As advocates of such voluntary exchange, we too often resist Robin Hood’s rob-from-the-rich morality, as we resist any talk of fundamental conflicts of interest between different classes. But the targets of Robin Hood and his merry men—like the targets of the Peasants’ Revolt—were rich from plunder, not production.
Like the radical liberals of the nineteenth century, the “peasant” rebels of the 1300s—when Robin Hood’s exploits fired the imagination of an oppressed people—recognized that their enemies were the tax collectors, legislators, and all other members of the political class.
Read the Freeman and enjoy.
PS: Which one is more libertarian — the Russell Crowe or the Kevin Costner Robin Hood? Comment below to take a side.
Peter C. Earle now has a fun, insightful, short book on the quirky, serendipitous, inspiring history of a briefly semi-stateless place: Moresnet.
Moresnet was, as Earle explains, “an unintended consequence of the Napoleonic Wars (1803–1815) [c]reated as a triangle of neutral territory between Prussia and the Netherlands by the Congress of Vienna.”
In essence, neither nation controlled the place, and the people were largely left to their own devices. As a result, Earle says,

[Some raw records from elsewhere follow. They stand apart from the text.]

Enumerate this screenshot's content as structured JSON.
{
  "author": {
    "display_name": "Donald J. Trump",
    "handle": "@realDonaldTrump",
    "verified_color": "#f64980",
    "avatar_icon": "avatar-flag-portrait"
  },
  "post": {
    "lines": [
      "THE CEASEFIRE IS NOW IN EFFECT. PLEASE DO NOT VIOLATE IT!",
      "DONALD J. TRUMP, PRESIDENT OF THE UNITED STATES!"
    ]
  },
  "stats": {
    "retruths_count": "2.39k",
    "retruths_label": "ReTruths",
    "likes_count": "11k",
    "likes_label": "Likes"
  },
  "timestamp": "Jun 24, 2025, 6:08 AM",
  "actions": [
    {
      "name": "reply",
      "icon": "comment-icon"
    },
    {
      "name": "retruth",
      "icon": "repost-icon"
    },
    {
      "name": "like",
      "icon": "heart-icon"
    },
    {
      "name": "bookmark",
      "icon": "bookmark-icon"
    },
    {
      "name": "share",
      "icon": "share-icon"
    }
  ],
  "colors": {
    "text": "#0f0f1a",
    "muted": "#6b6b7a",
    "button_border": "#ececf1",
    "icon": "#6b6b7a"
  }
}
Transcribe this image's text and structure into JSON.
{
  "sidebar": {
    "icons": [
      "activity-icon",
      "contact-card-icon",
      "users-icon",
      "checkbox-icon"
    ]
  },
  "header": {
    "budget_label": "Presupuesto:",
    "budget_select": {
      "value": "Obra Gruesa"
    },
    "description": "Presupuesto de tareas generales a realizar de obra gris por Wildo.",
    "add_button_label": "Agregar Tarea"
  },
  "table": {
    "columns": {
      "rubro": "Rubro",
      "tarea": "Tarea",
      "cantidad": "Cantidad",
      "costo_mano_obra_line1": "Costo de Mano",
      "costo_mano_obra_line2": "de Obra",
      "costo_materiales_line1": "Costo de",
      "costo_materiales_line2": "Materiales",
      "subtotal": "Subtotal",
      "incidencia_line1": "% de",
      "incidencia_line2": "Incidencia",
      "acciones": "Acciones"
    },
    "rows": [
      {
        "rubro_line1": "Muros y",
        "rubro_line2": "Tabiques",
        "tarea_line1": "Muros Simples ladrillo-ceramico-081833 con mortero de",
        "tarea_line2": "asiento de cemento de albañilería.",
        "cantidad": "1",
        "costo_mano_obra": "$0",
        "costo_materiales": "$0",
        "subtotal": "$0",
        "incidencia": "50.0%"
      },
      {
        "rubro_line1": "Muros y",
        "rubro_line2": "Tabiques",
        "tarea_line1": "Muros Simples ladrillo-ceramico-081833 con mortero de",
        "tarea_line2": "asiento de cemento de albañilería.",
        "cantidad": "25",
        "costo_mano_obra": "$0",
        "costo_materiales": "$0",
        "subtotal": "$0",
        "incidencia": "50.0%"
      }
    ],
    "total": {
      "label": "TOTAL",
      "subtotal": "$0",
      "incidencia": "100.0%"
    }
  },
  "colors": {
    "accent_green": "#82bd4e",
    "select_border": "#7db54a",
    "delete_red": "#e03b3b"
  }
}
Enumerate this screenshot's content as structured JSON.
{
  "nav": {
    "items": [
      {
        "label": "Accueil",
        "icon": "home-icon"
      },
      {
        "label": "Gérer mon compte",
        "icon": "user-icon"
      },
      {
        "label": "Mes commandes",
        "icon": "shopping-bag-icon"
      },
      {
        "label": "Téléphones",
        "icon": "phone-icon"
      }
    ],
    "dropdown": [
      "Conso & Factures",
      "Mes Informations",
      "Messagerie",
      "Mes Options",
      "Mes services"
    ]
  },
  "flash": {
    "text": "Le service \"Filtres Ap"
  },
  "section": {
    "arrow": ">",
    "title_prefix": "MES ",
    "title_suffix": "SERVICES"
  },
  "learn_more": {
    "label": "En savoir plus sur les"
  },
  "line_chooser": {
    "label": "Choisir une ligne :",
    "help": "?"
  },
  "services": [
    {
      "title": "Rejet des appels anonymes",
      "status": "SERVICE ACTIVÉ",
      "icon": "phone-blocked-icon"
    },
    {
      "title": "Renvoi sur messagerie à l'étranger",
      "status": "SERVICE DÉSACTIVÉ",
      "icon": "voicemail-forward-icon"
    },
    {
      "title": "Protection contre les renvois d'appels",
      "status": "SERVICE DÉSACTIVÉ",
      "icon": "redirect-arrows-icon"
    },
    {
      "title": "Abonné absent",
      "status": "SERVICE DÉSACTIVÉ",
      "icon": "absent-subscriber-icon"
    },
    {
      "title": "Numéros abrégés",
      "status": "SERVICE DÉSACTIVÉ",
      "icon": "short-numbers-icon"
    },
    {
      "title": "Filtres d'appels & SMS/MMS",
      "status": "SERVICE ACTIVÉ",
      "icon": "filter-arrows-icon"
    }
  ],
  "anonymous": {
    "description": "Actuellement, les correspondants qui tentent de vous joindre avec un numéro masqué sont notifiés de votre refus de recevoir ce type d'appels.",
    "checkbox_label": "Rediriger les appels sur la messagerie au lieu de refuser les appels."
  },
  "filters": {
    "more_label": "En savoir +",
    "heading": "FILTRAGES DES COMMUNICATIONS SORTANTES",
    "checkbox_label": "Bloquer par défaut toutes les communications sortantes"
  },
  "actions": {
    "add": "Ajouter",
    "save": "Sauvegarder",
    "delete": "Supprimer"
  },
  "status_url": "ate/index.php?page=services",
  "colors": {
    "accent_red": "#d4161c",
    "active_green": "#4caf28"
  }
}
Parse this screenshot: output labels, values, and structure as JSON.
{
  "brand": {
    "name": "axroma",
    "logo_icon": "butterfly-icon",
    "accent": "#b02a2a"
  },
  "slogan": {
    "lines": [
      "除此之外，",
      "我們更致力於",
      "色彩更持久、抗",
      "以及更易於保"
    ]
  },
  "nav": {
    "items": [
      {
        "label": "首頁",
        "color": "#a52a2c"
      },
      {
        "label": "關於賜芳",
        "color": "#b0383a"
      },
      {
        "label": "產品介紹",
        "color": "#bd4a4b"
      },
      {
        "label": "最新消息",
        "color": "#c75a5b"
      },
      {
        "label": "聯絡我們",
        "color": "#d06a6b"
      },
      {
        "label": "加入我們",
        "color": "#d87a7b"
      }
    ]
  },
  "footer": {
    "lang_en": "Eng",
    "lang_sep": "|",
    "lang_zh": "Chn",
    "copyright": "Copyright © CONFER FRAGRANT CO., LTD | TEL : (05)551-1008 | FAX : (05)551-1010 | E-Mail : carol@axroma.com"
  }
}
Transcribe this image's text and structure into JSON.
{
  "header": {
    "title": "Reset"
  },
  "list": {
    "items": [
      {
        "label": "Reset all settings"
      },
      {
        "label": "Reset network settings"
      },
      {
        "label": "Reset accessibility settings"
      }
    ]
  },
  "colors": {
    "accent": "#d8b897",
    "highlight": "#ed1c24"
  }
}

Moresnet encapsulates the archetype of market anarchy. Hidden in its history we find privately produced, commodity-backed money; competing avenues for the administration of justice; negligible — and, it seems, entirely avoidable — taxes and fees; few, if any, regulations; a defense force without a standing military; open borders (however unintentionally); and an irrepressibly entrepreneurial spirit.
This is a very neat short history of a very neat place. The book is, of course, produced by Invisible Order, and it is available on Amazon.com for just $2.99. Go buy yours now.
We at Invisible Order are proud to announce our most recent publication: Faulty Premises, Faulty Policies, available in Kindle edition and paperback (and also as a free ebook with a Liberty.me membership).
Jeffrey Tucker calls it “an incredibly good guide to showing precisely what is nonsensical about political debate.”
How many times have you watched a public policy fiasco and been mystified as to how the politicians can believe their own rhetoric? They talk about how raising the minimum wage is going to make the poor better off, even though there is no mechanism in the nature of things to bring about that reality; about how some new war is going to rid the world of despotism, despite knowing that the history of war tends in the opposite direction; about how some new healthcare mandate is going to bring freedom from disease, and yet you know that legislation can’t actually achieve anything like this.
There always seems to be a missing step in the chain of logic. Politicians and pundits actually seem to believe that passing a law will generate a certain wonderful result, even though the relationship between cause and effect is nowhere present. It seems like a giant exercise in fantasy.
Galles has provided an outstanding tool for navigating your way through the sea of folly that is the politics of our time. There is no anger in his prose, and there doesn’t need to be. He has the arguments, the analytics, and the facts — those alone make the case.